by Regina Garay
Venetian Plaster is a technique that has been around for hundreds of years — but there are many misconceptions about it, especially for those who are trying it on their own. Here’s the scoop….
Venetian Plaster is a gorgeous finish and fits easily within numerous design styles: from Modern to Mediterranean. This is because the finish showcases texture, but it is smooth to the touch — thereby ensuring that even the sleekest environments can be a good home for this technique.
In 2006, I traveled to Italy to be trained in Venetian Plaster applications. (For the record, nothing is quite as unnerving as working on your boards while several Italian men stand behind you speaking in rapid Italian about your work!)
While there, I was told that Venetian Plaster was created due to demand for marble structures in the city of Venice — yet, unfortunately, marble could not be used since the weight would cause a plunge into the canal.

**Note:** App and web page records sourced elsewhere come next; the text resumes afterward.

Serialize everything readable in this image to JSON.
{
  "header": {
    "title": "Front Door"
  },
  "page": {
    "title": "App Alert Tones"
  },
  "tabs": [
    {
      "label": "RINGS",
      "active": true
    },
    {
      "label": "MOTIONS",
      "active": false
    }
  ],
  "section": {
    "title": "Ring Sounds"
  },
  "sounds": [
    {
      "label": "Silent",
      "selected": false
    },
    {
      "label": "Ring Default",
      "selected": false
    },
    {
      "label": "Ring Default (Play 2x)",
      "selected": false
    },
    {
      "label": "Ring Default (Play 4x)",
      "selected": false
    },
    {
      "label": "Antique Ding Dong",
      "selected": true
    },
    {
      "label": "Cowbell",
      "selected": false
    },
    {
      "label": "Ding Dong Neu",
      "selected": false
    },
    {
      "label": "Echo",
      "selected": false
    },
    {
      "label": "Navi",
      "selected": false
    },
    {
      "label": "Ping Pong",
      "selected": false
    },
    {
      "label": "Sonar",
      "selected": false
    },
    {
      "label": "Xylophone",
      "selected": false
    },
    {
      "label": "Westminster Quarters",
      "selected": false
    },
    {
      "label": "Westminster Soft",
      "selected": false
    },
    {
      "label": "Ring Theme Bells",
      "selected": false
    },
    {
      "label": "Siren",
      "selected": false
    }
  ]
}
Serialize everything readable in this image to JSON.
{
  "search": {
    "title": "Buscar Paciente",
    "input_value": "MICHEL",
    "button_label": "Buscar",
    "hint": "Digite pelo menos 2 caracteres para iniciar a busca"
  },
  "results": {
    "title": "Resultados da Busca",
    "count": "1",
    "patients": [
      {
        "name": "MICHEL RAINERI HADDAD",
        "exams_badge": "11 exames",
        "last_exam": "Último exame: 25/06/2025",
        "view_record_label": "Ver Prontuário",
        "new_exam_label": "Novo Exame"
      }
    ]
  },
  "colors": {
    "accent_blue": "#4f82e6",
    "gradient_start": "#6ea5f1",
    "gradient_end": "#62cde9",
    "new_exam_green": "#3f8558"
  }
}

The solution? Marble dust was mixed into plaster, troweled on and buffed…voila! A beautiful, marble sheen without the weight. Hence the name: Venetian Plaster.
- Lime-Based (Marmorino)
- Synthetic (Acrylic)
Traditionally, Italian plasters are lime-based. These, when applied correctly, dry to a natural luminescent stone state. They are mold-resistant and are an environmentally sound choice. Most professionals will choose the ethereal quality of lime-based products over the synthetic.
This is not to say synthetic plasters are bad — on the contrary, high-end synthetic plasters take deep colors beautifully, are easier to match to a specific color and are less difficult to apply, a boon for DIYers. Many professionals also enjoy the results of a quality synthetic Venetian plaster.
Some tips to remember:
1) Always start with a smooth surface. Most walls have an orange peel or knockdown texture — they will need to be sanded, smoothed out (“skim coat”) and primed properly before the start of any Venetian plaster.
2) Although some manufacturers suggest rolling on the first coat of plaster, most professionals will tell you that a trowel coat will help achieve a more polished look. Much harder to do but worth the elbow grease.
3) The best trowels to use are an angled hand trowel and a Japan scraper.
4) Two coats will give you a nice finish but a third coat (possibly followed with a wax coat) gives the most translucency and depth. Most plasters will need to be buffed quickly for the best shine.
5) A wax coat adds durability to your finish — highly desirable in kitchen, bathroom or hallway. The synthetic and lime based plasters use different waxes so please contact the manufacturer of your chosen plaster to suggest the best wax to use.
6) You can also use tinted waxes to deepen the plaster or metallic waxes to add a bit of “wow!” to the finish.
Regina Garay is an accomplished artisan with creativity and energy to spare. A specialist at all manner of decorative painting techniques, she shares with us tips, how-to’s and trends in surface design, as well as inspiration from the design of public spaces.